* EXERCISE REQUIREMENTS
Each entry has to be printed again exactly.
======== EXERCISE DATA ========
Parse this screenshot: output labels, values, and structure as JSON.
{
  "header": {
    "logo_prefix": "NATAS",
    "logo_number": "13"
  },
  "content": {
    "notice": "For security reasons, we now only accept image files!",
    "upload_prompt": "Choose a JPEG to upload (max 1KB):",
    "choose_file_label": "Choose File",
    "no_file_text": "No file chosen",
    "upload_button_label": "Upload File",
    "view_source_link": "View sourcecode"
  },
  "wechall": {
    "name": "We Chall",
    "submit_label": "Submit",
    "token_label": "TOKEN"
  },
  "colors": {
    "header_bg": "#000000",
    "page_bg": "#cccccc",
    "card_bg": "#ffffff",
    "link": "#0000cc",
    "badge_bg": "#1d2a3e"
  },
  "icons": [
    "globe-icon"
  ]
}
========
* TASK ANSWER
Parse this screenshot: output labels, values, and structure as JSON.
{
  "header": {
    "logo_prefix": "NATAS",
    "logo_number": "13"
  },
  "content": {
    "notice": "For security reasons, we now only accept image files!",
    "upload_prompt": "Choose a JPEG to upload (max 1KB):",
    "choose_file_label": "Choose File",
    "no_file_text": "No file chosen",
    "upload_button_label": "Upload File",
    "view_source_link": "View sourcecode"
  },
  "wechall": {
    "name": "We Chall",
    "submit_label": "Submit",
    "token_label": "TOKEN"
  },
  "colors": {
    "header_bg": "#000000",
    "page_bg": "#cccccc",
    "card_bg": "#ffffff",
    "link": "#0000cc",
    "badge_bg": "#1d2a3e"
  },
  "icons": [
    "globe-icon"
  ]
}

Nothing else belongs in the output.